== Data

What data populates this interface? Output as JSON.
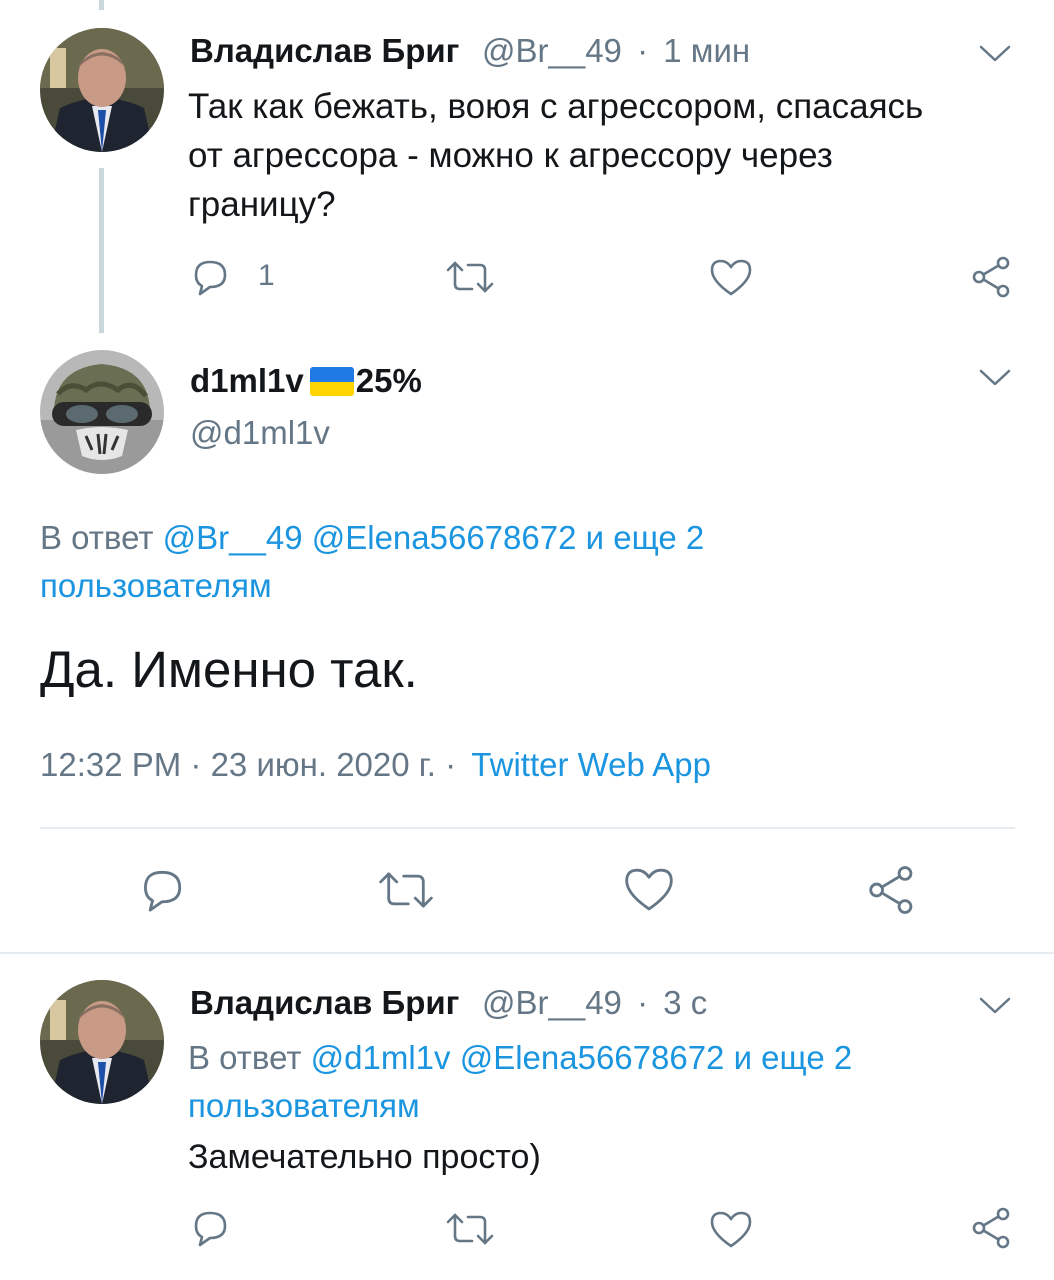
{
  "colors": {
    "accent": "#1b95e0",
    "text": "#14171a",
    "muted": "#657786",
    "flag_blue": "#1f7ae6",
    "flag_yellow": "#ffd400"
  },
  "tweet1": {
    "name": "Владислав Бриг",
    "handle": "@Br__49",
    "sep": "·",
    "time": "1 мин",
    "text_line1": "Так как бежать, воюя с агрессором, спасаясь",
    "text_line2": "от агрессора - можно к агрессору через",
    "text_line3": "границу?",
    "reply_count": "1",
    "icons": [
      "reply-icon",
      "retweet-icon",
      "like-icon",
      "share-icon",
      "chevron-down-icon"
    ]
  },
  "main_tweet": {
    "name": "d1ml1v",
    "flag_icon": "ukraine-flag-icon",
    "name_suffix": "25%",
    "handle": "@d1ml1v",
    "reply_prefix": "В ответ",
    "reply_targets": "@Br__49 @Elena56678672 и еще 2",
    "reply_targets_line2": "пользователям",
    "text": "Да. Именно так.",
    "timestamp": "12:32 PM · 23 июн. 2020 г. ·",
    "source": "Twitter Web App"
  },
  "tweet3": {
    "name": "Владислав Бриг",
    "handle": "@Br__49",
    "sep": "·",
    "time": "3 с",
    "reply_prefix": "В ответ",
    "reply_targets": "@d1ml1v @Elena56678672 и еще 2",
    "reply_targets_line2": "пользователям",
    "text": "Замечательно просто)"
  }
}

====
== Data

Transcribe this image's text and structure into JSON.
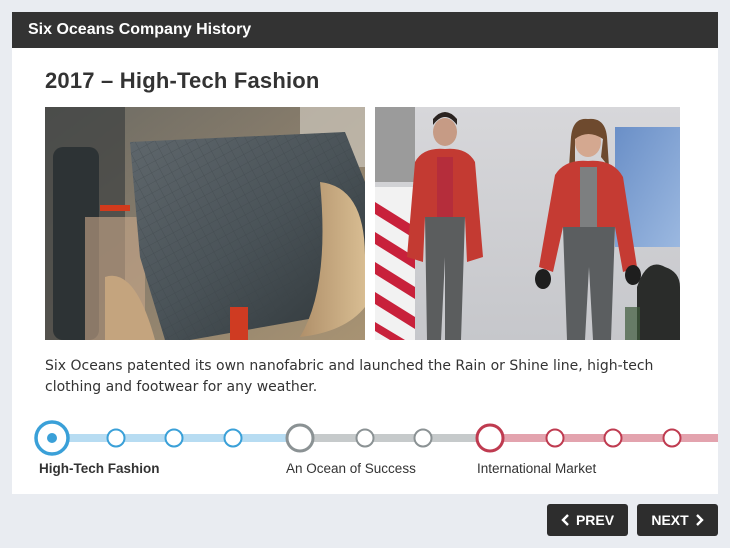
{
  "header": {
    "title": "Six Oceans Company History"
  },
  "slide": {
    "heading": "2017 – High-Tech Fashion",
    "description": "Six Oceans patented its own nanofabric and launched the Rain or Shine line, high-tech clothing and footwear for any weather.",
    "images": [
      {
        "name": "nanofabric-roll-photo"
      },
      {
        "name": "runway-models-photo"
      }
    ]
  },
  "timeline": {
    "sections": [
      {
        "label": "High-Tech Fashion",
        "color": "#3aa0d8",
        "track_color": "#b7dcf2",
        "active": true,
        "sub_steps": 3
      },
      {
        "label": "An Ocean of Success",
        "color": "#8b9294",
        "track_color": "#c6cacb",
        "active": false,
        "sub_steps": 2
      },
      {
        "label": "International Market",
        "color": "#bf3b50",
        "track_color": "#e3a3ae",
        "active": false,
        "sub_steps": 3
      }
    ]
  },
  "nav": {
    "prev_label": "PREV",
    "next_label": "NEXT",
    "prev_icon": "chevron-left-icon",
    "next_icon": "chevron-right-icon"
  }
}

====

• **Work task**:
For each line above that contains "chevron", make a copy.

• **Your response**:
      "chevron-down-icon"
    "prev_icon": "chevron-left-icon",
    "next_icon": "chevron-right-icon"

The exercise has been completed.